Your answer must match the records word for word and contain no pictures.
####
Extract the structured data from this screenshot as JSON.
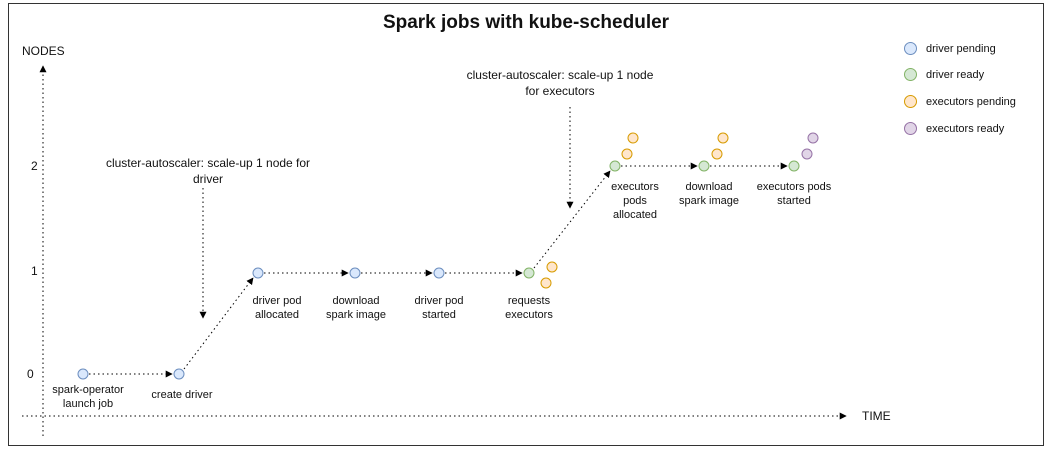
{
  "title": "Spark jobs with kube-scheduler",
  "axes": {
    "y_label": "NODES",
    "x_label": "TIME",
    "y_ticks": [
      "0",
      "1",
      "2"
    ]
  },
  "legend": [
    {
      "label": "driver pending",
      "fill": "#dae8fc",
      "stroke": "#6c8ebf"
    },
    {
      "label": "driver ready",
      "fill": "#d5e8d4",
      "stroke": "#82b366"
    },
    {
      "label": "executors pending",
      "fill": "#ffe6cc",
      "stroke": "#d79b00"
    },
    {
      "label": "executors ready",
      "fill": "#e1d5e7",
      "stroke": "#9673a6"
    }
  ],
  "annotations": {
    "driver_scale_up": "cluster-autoscaler: scale-up 1 node for\ndriver",
    "executors_scale_up": "cluster-autoscaler: scale-up 1 node\nfor executors"
  },
  "steps": [
    {
      "label": "spark-operator\nlaunch job"
    },
    {
      "label": "create driver"
    },
    {
      "label": "driver pod\nallocated"
    },
    {
      "label": "download\nspark image"
    },
    {
      "label": "driver pod\nstarted"
    },
    {
      "label": "requests\nexecutors"
    },
    {
      "label": "executors\npods\nallocated"
    },
    {
      "label": "download\nspark image"
    },
    {
      "label": "executors pods\nstarted"
    }
  ]
}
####
### Exercise solution
Extract the structured data from this screenshot as JSON.
{
  "title": "Spark jobs with kube-scheduler",
  "axes": {
    "y_label": "NODES",
    "x_label": "TIME",
    "y_ticks": [
      "0",
      "1",
      "2"
    ]
  },
  "legend": [
    {
      "label": "driver pending",
      "fill": "#dae8fc",
      "stroke": "#6c8ebf"
    },
    {
      "label": "driver ready",
      "fill": "#d5e8d4",
      "stroke": "#82b366"
    },
    {
      "label": "executors pending",
      "fill": "#ffe6cc",
      "stroke": "#d79b00"
    },
    {
      "label": "executors ready",
      "fill": "#e1d5e7",
      "stroke": "#9673a6"
    }
  ],
  "annotations": {
    "driver_scale_up": "cluster-autoscaler: scale-up 1 node for\ndriver",
    "executors_scale_up": "cluster-autoscaler: scale-up 1 node\nfor executors"
  },
  "steps": [
    {
      "label": "spark-operator\nlaunch job"
    },
    {
      "label": "create driver"
    },
    {
      "label": "driver pod\nallocated"
    },
    {
      "label": "download\nspark image"
    },
    {
      "label": "driver pod\nstarted"
    },
    {
      "label": "requests\nexecutors"
    },
    {
      "label": "executors\npods\nallocated"
    },
    {
      "label": "download\nspark image"
    },
    {
      "label": "executors pods\nstarted"
    }
  ]
}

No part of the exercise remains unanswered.